In a previous AmericaSpace article, Mike Killian wrote: “Locked down on the A1 test stand, Engine #0525 roared to life for 500 seconds, providing NASA engineers with critical data on the engine’s new state-of-the-art controller unit—the ‘brain’ of the engine, which allows communication between the vehicle and the engine itself, relaying commands to the engine and transmitting data back to the vehicle. Higher inlet pressure conditions, thanks to the engines upgrades, will also be evaluated. The new controller also provides closed-loop management of the engine by regulating the thrust and fuel mixture ratio while monitoring the engine’s health and status, thanks to updated hardware and software configured to operate with the new SLS avionics architecture. Engine 0525 is just a development engine, but the information it provides in testing will help perfect the engines that will fly on the SLS, starting with [EM-1] in late 2018.”
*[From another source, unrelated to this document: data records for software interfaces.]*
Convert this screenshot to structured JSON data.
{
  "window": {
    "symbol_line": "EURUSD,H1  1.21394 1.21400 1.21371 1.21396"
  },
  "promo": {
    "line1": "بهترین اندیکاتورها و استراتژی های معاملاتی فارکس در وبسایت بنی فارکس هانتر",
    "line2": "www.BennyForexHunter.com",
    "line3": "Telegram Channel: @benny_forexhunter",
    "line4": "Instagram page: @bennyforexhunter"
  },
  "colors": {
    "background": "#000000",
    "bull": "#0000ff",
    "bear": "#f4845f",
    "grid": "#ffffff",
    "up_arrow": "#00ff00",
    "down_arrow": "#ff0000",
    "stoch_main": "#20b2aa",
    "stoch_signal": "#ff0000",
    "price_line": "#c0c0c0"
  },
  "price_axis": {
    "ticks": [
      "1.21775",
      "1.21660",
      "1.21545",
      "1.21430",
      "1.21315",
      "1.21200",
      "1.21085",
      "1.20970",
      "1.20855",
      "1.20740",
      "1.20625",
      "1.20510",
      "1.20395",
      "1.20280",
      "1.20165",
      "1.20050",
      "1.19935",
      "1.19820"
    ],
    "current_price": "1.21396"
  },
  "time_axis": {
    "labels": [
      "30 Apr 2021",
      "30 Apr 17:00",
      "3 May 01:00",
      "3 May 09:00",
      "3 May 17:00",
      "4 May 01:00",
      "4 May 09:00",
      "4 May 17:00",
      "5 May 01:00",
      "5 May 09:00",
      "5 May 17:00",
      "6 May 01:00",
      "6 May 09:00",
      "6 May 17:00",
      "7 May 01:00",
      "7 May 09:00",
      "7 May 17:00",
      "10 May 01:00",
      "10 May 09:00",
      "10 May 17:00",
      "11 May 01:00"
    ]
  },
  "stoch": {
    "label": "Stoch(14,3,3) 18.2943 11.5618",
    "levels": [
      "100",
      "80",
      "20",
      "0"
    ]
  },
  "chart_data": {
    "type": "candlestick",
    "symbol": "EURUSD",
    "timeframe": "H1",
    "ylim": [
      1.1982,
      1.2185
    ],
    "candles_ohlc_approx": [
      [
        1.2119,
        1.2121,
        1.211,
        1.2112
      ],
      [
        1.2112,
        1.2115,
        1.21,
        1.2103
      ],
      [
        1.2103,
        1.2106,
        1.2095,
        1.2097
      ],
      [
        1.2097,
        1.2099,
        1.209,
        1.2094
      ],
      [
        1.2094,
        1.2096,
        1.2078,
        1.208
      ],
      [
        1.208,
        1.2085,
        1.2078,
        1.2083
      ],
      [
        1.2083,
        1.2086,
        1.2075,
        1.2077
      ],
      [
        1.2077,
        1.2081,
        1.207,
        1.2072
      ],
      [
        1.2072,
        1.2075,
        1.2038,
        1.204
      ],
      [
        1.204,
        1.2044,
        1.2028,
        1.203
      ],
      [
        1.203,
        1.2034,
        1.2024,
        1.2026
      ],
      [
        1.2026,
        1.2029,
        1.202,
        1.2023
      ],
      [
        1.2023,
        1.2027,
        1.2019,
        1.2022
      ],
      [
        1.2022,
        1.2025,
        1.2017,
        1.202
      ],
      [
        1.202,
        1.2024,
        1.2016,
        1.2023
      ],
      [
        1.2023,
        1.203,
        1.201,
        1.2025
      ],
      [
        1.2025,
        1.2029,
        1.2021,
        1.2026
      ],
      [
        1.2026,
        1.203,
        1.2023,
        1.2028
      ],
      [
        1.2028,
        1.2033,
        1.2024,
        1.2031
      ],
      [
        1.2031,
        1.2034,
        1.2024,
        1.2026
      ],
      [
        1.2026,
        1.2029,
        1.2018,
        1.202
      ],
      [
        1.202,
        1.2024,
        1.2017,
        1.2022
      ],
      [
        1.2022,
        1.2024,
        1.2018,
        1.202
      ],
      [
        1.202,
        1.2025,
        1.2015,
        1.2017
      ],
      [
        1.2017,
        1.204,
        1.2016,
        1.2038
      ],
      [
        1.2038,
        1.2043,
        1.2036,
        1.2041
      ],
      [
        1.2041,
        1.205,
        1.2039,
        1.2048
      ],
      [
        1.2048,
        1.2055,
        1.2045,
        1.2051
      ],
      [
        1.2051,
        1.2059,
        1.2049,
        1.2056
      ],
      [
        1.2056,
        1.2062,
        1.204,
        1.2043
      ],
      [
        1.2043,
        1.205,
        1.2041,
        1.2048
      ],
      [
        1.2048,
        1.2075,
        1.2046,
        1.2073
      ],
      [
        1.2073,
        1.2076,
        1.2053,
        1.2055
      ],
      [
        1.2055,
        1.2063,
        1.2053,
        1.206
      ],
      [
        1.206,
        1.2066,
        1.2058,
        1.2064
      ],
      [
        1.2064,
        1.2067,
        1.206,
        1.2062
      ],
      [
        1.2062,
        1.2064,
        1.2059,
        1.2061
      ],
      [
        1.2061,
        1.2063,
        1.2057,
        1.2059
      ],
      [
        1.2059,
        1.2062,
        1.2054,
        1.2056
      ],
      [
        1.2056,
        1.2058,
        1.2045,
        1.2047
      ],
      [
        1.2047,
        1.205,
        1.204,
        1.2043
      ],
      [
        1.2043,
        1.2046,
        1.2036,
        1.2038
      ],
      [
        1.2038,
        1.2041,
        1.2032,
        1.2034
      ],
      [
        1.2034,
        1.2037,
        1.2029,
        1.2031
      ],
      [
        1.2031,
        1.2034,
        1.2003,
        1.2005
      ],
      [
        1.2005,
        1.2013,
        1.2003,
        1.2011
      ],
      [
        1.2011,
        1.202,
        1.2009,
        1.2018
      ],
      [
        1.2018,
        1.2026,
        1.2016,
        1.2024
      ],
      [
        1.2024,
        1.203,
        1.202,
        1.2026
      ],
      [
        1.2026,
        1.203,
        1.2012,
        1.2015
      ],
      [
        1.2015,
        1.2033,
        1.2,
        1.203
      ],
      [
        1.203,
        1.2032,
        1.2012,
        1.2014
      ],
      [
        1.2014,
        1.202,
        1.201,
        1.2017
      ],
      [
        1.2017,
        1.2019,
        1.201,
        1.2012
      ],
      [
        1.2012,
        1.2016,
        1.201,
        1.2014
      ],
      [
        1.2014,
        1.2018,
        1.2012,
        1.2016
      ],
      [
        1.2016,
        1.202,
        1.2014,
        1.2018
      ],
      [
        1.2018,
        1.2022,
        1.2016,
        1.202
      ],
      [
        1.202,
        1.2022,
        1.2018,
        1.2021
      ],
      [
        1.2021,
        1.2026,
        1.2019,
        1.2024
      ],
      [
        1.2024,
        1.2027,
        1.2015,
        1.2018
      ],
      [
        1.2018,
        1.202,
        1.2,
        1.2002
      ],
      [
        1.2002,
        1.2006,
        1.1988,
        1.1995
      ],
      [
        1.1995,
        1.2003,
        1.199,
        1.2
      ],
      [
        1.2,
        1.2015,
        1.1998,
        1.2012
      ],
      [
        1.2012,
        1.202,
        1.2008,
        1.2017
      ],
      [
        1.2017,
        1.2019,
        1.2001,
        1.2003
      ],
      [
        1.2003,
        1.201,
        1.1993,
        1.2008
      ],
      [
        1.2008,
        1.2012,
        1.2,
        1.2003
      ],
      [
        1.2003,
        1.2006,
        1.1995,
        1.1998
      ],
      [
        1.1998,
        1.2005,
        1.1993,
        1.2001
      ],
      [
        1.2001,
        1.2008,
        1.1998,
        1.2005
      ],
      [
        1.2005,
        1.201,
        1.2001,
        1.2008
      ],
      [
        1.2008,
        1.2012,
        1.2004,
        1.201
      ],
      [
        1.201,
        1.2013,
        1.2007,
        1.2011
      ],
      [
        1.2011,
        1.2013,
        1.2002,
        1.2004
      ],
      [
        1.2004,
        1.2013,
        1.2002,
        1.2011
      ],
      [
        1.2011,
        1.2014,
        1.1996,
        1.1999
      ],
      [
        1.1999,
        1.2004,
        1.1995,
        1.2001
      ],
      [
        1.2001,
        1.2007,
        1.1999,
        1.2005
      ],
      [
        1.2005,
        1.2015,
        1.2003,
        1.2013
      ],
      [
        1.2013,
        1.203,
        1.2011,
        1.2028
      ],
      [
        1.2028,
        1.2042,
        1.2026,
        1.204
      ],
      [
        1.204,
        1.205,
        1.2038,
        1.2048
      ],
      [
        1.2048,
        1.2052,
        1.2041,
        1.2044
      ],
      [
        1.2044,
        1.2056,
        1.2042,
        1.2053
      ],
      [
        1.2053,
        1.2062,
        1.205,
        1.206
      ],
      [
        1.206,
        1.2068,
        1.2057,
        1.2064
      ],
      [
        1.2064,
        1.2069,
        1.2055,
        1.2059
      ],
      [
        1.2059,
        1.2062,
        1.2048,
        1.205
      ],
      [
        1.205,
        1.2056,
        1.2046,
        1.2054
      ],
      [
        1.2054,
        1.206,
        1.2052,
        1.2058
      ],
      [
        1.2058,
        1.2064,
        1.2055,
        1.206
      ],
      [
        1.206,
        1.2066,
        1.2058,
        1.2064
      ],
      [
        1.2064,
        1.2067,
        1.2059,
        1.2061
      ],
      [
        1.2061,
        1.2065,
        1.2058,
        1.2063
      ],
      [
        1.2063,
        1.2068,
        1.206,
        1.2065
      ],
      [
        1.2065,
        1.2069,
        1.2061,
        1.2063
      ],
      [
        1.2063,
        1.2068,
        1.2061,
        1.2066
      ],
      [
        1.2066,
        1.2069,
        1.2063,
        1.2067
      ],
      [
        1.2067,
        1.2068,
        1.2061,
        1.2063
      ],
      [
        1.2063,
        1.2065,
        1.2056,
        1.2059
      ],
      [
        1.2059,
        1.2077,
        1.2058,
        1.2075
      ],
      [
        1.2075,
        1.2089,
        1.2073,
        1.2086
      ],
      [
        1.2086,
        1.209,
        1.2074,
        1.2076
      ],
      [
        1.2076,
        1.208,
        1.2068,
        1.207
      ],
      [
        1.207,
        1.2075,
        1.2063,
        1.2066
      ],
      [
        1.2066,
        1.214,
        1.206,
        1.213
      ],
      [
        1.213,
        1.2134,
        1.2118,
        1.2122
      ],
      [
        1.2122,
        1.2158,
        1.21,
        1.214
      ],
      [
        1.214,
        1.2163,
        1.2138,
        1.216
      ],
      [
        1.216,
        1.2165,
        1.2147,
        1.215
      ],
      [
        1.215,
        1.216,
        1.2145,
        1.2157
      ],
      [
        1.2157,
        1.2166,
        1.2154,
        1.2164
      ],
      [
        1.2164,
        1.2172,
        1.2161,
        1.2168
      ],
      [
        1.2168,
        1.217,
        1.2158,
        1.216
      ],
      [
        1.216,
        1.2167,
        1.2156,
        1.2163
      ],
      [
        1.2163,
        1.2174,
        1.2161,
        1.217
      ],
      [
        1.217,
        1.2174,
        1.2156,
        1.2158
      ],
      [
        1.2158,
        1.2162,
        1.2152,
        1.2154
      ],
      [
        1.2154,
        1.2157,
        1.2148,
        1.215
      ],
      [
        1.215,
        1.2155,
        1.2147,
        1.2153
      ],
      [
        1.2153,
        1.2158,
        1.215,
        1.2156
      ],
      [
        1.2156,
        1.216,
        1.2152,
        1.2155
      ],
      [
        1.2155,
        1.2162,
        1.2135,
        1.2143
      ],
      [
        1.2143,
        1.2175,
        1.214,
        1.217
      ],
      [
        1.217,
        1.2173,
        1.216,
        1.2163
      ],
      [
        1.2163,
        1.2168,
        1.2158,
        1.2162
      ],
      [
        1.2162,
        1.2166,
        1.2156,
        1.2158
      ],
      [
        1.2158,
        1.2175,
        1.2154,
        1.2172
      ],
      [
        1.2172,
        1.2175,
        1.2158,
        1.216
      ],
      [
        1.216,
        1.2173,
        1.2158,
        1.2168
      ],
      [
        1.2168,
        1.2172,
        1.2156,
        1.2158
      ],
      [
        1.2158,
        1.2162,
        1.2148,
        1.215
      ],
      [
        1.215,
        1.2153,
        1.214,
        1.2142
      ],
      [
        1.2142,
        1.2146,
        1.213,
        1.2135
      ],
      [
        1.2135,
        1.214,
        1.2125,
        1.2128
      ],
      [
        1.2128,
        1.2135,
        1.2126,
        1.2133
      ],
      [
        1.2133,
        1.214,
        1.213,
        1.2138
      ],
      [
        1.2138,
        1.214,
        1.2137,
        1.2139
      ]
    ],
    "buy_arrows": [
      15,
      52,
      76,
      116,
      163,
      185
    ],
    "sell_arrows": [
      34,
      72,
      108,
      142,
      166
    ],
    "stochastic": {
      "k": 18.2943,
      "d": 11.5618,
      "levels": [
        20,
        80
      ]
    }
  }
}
On the morning of March 11, Qualification Motor-1 (QM-1), a full-scale test model of SLS’s booster, will fire for two minutes during another critical test. Killian recently wrote: “The colossal 321-foot-tall SLS will thunder toward space on the power of four former (upgraded) liquid-fueled space shuttle RS-25 engines, but even with a combined thrust of nearly 2.5 million pounds those four engines alone won’t be enough to provide the 70-metric-ton (77-ton) lift capacity the initial SLS configuration promises. The rocket needs more power at launch to make NASA’s ambitious deep-space human exploration plans a reality, and this spring ATK is expected to test fire the largest and most powerful solid rocket booster ever built to help get the job done.”
In Orion news, the test capsule used during last December’s Exploration Flight Test-1 (EFT-1) will be put to work again during a mandatory ascent abort test, scheduled to take place in 2018. Called Ascent Abort-2 (AA-2), this mission “ … must be flown before any America astronauts will be allowed on Orion’s first crewed flight, currently targeted for about the 2020 to 2021 time frame,” wrote AmericaSpace’s Ken Kremer in December. This test will ensure the Launch Abort System (LAS) will be able to pull the capsule away from the launch vehicle and return astronauts safely back to Earth in the event a contingency occurs during ascent.
While NASA is still years out in its timeline from making its first SLS launch, this rigorous schedule of testing shows that soon enough, the science fiction-esque scenes in SLS animations will become science reality.